**EXERCISE GOAL**: Search the entries for lines that contain the word "title", and report each one found.

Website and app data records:
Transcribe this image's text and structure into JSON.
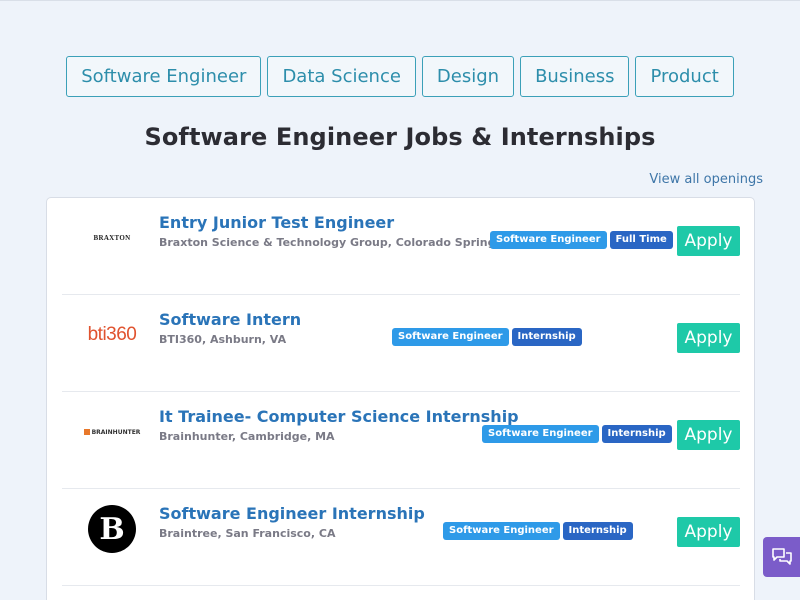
{
  "tabs": [
    "Software Engineer",
    "Data Science",
    "Design",
    "Business",
    "Product"
  ],
  "heading": "Software Engineer Jobs & Internships",
  "view_all": "View all openings",
  "apply_label": "Apply",
  "jobs": [
    {
      "title": "Entry Junior Test Engineer",
      "company": "Braxton Science & Technology Group, Colorado Springs, CO",
      "logo_text": "BRAXTON",
      "tags": [
        "Software Engineer",
        "Full Time"
      ]
    },
    {
      "title": "Software Intern",
      "company": "BTI360, Ashburn, VA",
      "logo_text": "bti360",
      "tags": [
        "Software Engineer",
        "Internship"
      ]
    },
    {
      "title": "It Trainee- Computer Science Internship",
      "company": "Brainhunter, Cambridge, MA",
      "logo_text": "BRAINHUNTER",
      "tags": [
        "Software Engineer",
        "Internship"
      ]
    },
    {
      "title": "Software Engineer Internship",
      "company": "Braintree, San Francisco, CA",
      "logo_text": "B",
      "tags": [
        "Software Engineer",
        "Internship"
      ]
    }
  ],
  "colors": {
    "accent": "#2d8eab",
    "apply": "#1ec9a8",
    "tag_category": "#2e9ae8",
    "tag_type": "#2a66c4",
    "title": "#2a74b8",
    "chat": "#7b5cc9"
  },
  "icons": {
    "chat": "chat-bubbles-icon"
  }
}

**RESPONSE**:
      "title": "Entry Junior Test Engineer",
      "title": "Software Intern",
      "title": "It Trainee- Computer Science Internship",
      "title": "Software Engineer Internship",
    "title": "#2a74b8",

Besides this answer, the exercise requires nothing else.